━━ Task input

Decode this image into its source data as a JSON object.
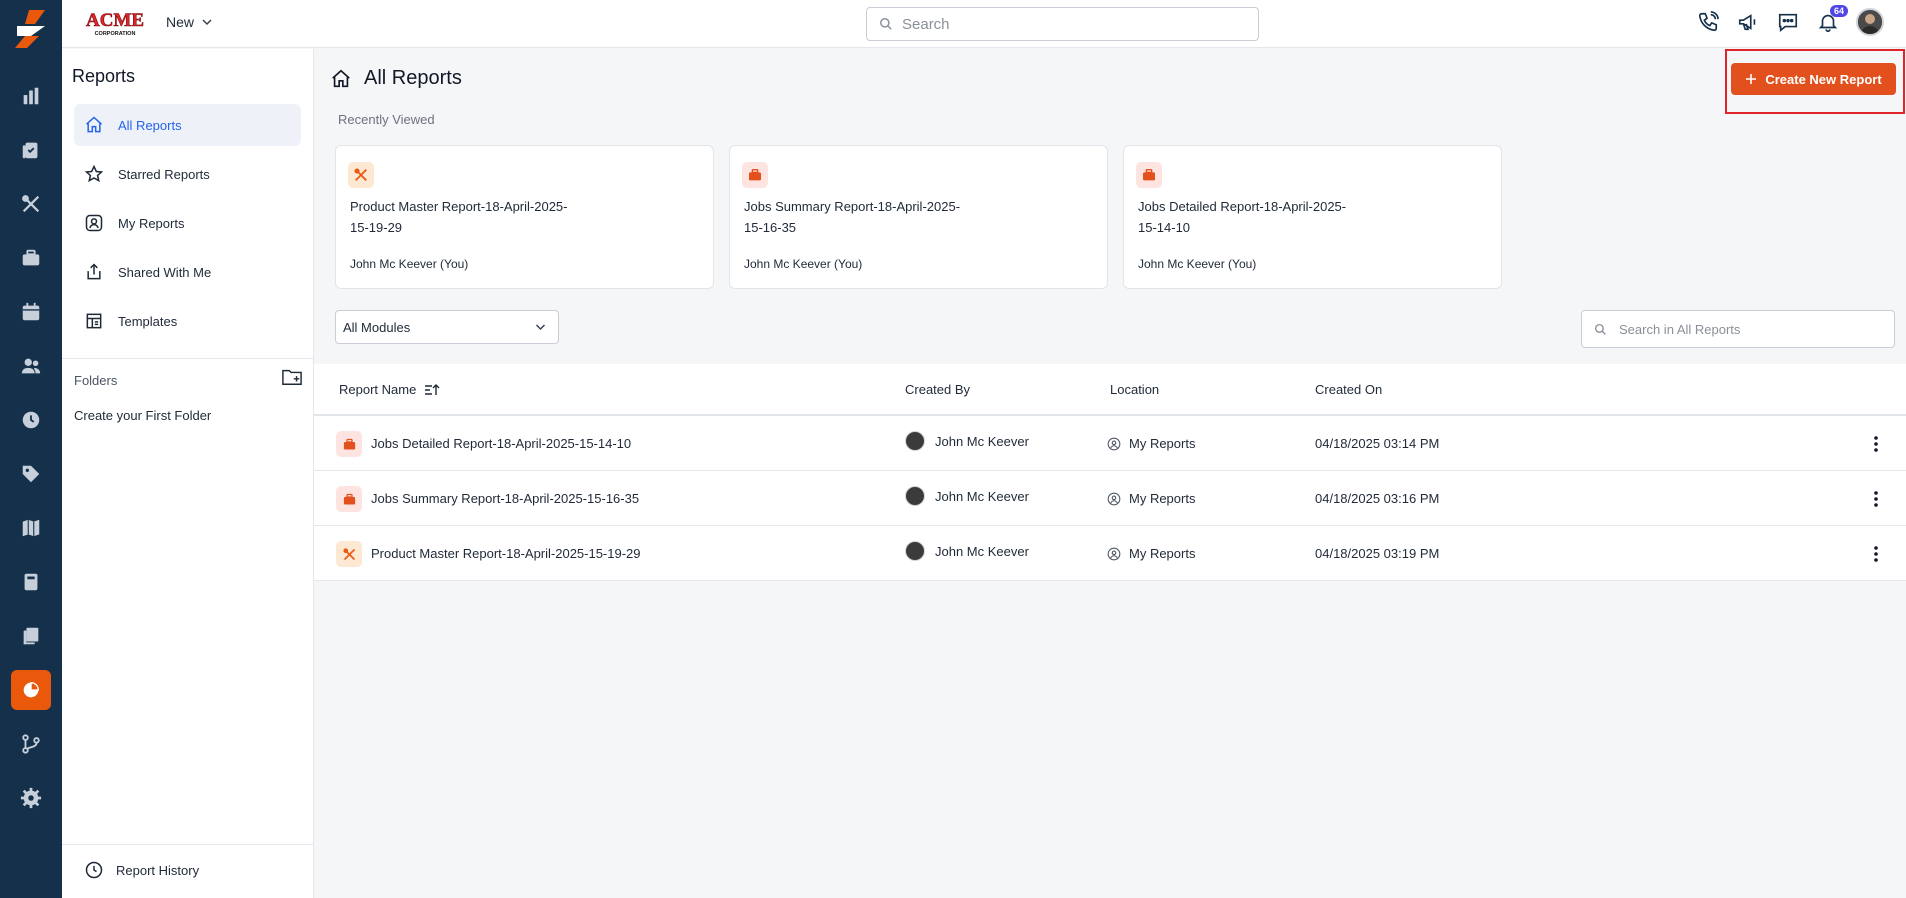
{
  "brand": {
    "logo_text": "ACME",
    "logo_subtext": "CORPORATION"
  },
  "topbar": {
    "new_label": "New",
    "search_placeholder": "Search",
    "notification_count": "64"
  },
  "rail_icons": [
    "dashboard-icon",
    "jobs-icon",
    "tools-icon",
    "briefcase-icon",
    "calendar-icon",
    "users-icon",
    "clock-icon",
    "tag-icon",
    "map-icon",
    "calculator-icon",
    "documents-icon",
    "reports-icon",
    "workflow-icon",
    "settings-icon"
  ],
  "sidebar": {
    "title": "Reports",
    "items": [
      {
        "label": "All Reports",
        "icon": "home-icon"
      },
      {
        "label": "Starred Reports",
        "icon": "star-icon"
      },
      {
        "label": "My Reports",
        "icon": "user-icon"
      },
      {
        "label": "Shared With Me",
        "icon": "share-icon"
      },
      {
        "label": "Templates",
        "icon": "template-icon"
      }
    ],
    "folders_label": "Folders",
    "create_folder_text": "Create your First Folder",
    "report_history_label": "Report History"
  },
  "main": {
    "title": "All Reports",
    "create_button": "Create New Report",
    "recently_viewed_label": "Recently Viewed",
    "recent_cards": [
      {
        "title": "Product Master Report-18-April-2025-15-19-29",
        "created_by": "John Mc Keever  (You)",
        "icon": "tools-icon"
      },
      {
        "title": "Jobs Summary Report-18-April-2025-15-16-35",
        "created_by": "John Mc Keever  (You)",
        "icon": "briefcase-icon"
      },
      {
        "title": "Jobs Detailed Report-18-April-2025-15-14-10",
        "created_by": "John Mc Keever  (You)",
        "icon": "briefcase-icon"
      }
    ],
    "modules_filter": "All Modules",
    "search_placeholder": "Search in All Reports",
    "table": {
      "columns": [
        "Report Name",
        "Created By",
        "Location",
        "Created On"
      ],
      "rows": [
        {
          "name": "Jobs Detailed Report-18-April-2025-15-14-10",
          "created_by": "John Mc Keever",
          "location": "My Reports",
          "created_on": "04/18/2025 03:14 PM",
          "icon": "briefcase-icon"
        },
        {
          "name": "Jobs Summary Report-18-April-2025-15-16-35",
          "created_by": "John Mc Keever",
          "location": "My Reports",
          "created_on": "04/18/2025 03:16 PM",
          "icon": "briefcase-icon"
        },
        {
          "name": "Product Master Report-18-April-2025-15-19-29",
          "created_by": "John Mc Keever",
          "location": "My Reports",
          "created_on": "04/18/2025 03:19 PM",
          "icon": "tools-icon"
        }
      ]
    }
  },
  "colors": {
    "rail": "#14304a",
    "accent": "#e2501e",
    "active_nav": "#2563eb",
    "highlight_border": "#e0242a"
  }
}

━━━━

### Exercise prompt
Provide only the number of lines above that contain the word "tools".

### The answer
3